Practitioners need funds that they can use on the frontline now, to implement the tools that they need – from greater detection measures to prevention programming.
Many examples of best practices in violence prevention can be found within the Guide, demonstrating that there are many innovative tools at our disposal and we should be implementing them more widely.
For example, the REACH Immigration and Refugee Initiative, active in Alberta, works with immigrant and refugee families to target risk factors that place these demographics at higher risk of experiencing family violence, in ways that are culturally safe and relevant
The Triple P program, active in the United States, seeks to reduce risk factors for child abuse by offering a comprehensive parent-training program, designed to prevent or alter harmful parenting practices.
We also know that bystander programs, such as Bringing in the Bystander, arm communities with invaluable education and knowledge on family violence, and on identifying the signs that someone may be suffering.
And, these programs are applicable to everyone because they are based on the idea that community members can play a role in preventing violence.
These practical tools can be applied in communities now if sustained funding is made available to support them.
Further still, the MMIWG Calls for Justice offer Indigenous-led solutions to the cycle of violence, which is why I believe their implementation must be accelerated.
This is critical given that Indigenous women and girls and 2SLBTQ+ folks face the most staggering, disproportional rates of family violence across the country.
I also believe that justice system responses can be improved to prevent victimization.
Presently, I am calling for the recognition of coercive and controlling behaviours as offences under the Criminal Code
Coercive control is a tactic used by abusers. It is a harmful pattern of behaviours – psychological abuse, sexual jealousy, stalking, financial control, and other behaviours – that are intended to intimidate, control and instill fear in the victim.
The Canadian criminal justice system currently treats domestic violence as an incidence-based problem, so coercive and controlling behaviours are outside of a justice system response. But the abuse reported by survivors does not always manifest as physical assault.
Amending our Criminal Code to recognize coercive control will give police a tool to intervene before controlling behaviour escalates to physical violence.
This is important because experts have identified coercive control as an important precursor to femicide worldwide.
Other countries have developed and adopted new offences related to coercive control in recent years, and I believe it is imperative that Canada do the same.
Six years ago, Canada committed to achieve the United Nations’ Sustainable Development Goals by 2030, along with the other member states.
The SDGs, and SDG number five in particular, includes targets for reductions in violence, including homicides and violence against women and girls.
To achieve these targets, the SDGs require all levels of government to implement effective ways to stop violence before it occurs.
Significant investments in violence prevention would be the right step to take towards achieving these targets.
The evidence is there. Investing in prevention is the most cost-effective way to reduce violence, and enhance community safety.

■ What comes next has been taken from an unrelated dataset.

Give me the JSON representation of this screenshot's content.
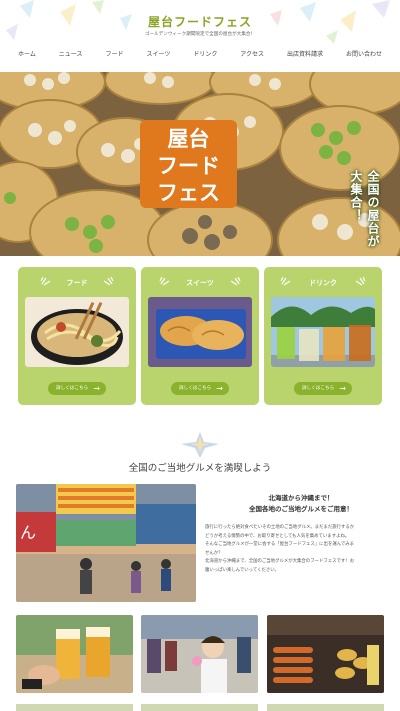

We have a lot of work to do, but we have the knowledge and the expertise to do it. We can learn from best practices. The right time is now.
I reaffirm my own commitment to working towards ending violence and victimization through prevention, in my role as Federal Ombudsman for Victims of Crime
I’d like to thank CMNCP once again for inviting us to collaborate on this critical and important Guide.
My hope is that it circulates widely, and that it provides practical information to community service providers and leaders who can develop actions to prevent violence before it happens. Violence is not inevitable – as my good friend and colleague Dr. Irvin Waller has noted. We can STOP violence, we can save lives & we can prevent and the long-term harm that arises from violence.
To everyone tuning in for the launch of this Guide today: Thank you, Merci, Miigwetch.